What do chickens have to do with potatoes? For that matter, what do chickens have to do with steel? And what do both of those things have to do with tires?
The answer isn’t as obvious as you may think, and this week everyone in the motorcycle industry is asking themselves what European motorcycles have to do with beef exports.
The answer to all these questions is the same though, and it involves the rather unsophisticated motorcycle industry being dragged into the rather complex world of international trade negotiation. Let me explain.
If you are in the market for an electric motorcycle (or any road-legal electric vehicle, for that matter), you have only a few more days to take advantage of the federal tax credit that comes with the purchase of these machines.
For potential electric motorcycle buyers, that means the 10% federal savings (some states offer their own incentives as well) will only be available for purchases made for the remaining four days of 2016.
Once January 1st, 2017 rolls up on the calendar, electric motorcycles will cost their full freight. How this will affect the space though, remains to be seen.
More bad news comes from Italy, as MV Agusta has come under investigation by the Guardia di Finanza for allegedly misusing its employees’ INPS contributions (Italy’s national pension system, similar to the USA’s Social Security system), which may have gone to paying bills from suppliers, to the tune of €6.8 million.
To put this into context for our American readers, Italy’s Guardia di Finanza is law enforcement agency that handles financial crimes – its duties and powers are analogous to the intersection on a Venn diagram that is composed of our IRS, FTC, and US Customs bureaus.
Italian businesses are required to pay into the INPS pensions of their employees, and here the Guardia di Finanza has been investigating whether MV Agusta used those funds instead to pay its supplier invoices. MV Agusta CEO Giovanni Castiglioni denies the allegations, though has some financial issues of his own to contend with.
Starting this November, Oklahoma riders will have to start paying a $3 fee that helps fund motorcycle safety in the OK State. The tax will be added to existing registration fees, and affects new bikes and their renewals.
While the Oklahoma Advisory Committee for Motorcycle Safety and Education will decided how the funds are used, it’s under the presumption that revenue generated from the tax will be spent on safety advertising and promotion.

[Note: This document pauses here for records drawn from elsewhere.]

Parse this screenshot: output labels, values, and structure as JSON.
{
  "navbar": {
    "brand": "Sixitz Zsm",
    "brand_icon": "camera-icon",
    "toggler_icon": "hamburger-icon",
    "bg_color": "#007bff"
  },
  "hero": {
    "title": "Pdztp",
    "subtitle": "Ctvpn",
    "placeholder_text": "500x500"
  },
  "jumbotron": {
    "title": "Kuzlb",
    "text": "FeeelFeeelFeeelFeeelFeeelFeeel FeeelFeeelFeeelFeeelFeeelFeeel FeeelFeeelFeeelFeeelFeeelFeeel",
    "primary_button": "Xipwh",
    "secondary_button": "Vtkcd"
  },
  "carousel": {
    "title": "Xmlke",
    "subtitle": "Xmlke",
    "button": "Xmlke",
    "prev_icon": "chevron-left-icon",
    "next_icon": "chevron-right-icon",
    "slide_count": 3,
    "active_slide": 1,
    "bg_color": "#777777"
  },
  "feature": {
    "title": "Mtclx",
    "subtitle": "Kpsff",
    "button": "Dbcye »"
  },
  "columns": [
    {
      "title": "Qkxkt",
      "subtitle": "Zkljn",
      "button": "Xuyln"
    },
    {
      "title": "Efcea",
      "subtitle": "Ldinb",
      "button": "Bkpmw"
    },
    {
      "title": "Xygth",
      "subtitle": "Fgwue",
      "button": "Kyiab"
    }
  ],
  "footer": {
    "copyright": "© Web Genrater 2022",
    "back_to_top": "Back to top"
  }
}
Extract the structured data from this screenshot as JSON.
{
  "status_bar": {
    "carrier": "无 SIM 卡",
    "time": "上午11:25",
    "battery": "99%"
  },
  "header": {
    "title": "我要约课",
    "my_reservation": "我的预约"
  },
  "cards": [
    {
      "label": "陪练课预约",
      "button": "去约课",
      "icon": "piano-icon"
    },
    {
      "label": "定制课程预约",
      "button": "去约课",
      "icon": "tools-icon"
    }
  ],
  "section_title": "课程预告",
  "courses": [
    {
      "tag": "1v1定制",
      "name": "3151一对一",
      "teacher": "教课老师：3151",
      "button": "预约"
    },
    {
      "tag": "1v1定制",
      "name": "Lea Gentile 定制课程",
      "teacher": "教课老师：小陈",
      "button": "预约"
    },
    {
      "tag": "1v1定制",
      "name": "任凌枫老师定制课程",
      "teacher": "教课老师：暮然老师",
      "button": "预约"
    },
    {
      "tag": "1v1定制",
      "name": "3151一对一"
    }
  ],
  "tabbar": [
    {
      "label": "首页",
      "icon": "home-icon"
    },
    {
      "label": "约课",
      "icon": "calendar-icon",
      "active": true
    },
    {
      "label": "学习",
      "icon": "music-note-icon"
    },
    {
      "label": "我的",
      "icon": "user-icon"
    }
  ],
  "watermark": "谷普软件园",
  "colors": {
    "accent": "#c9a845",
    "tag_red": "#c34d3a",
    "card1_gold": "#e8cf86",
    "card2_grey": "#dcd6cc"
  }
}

Despite the hit to the wallet, the Daily Oklahoman says that riders in Oklahoma aren’t complaining about the increased registration costs.